◆ Work item ◆
Select every line containing the word "text" from the material, and copy those lines.
------------------------------
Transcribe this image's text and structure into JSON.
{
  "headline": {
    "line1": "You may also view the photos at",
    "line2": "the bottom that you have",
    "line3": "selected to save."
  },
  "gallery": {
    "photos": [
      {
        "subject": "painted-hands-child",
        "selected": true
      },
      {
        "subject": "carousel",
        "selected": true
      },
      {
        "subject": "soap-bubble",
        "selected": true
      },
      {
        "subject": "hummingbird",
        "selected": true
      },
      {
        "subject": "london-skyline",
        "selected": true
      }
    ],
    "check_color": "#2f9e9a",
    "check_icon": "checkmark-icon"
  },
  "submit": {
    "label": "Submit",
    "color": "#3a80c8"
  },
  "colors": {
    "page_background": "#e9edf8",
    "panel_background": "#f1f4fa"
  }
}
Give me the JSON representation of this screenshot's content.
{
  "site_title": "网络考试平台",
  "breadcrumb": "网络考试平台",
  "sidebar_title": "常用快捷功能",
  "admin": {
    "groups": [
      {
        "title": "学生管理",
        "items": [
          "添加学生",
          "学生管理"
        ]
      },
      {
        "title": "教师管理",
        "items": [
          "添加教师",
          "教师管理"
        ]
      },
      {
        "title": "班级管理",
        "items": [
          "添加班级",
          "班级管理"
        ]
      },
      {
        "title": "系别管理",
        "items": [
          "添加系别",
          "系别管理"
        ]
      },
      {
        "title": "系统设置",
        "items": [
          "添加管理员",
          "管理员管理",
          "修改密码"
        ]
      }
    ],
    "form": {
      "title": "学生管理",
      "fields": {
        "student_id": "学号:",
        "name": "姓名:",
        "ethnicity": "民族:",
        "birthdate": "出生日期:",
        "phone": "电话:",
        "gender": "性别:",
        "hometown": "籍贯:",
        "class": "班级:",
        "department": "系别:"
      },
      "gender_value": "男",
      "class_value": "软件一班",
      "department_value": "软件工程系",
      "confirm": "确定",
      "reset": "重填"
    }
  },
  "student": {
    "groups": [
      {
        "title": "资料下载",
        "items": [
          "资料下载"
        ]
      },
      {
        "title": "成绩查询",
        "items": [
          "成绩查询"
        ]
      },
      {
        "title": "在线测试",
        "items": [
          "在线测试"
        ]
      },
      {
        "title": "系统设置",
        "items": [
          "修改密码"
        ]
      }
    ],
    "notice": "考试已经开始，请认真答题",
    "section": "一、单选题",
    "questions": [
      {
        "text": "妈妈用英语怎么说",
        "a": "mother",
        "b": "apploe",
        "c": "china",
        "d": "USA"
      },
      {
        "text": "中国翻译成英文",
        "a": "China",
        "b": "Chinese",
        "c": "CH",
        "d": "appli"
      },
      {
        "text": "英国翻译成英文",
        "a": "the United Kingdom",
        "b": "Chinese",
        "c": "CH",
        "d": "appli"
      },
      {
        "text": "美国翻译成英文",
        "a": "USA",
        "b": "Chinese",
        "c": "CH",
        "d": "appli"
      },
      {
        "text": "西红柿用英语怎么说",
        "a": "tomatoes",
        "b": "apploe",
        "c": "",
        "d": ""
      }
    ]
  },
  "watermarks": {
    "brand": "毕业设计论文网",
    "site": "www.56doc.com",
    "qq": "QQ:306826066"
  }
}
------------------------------
◆ Answer to this exercise ◆
Transcribe this image's text and structure into JSON.
        "text": "妈妈用英语怎么说",
        "text": "中国翻译成英文",
        "text": "英国翻译成英文",
        "text": "美国翻译成英文",
        "text": "西红柿用英语怎么说",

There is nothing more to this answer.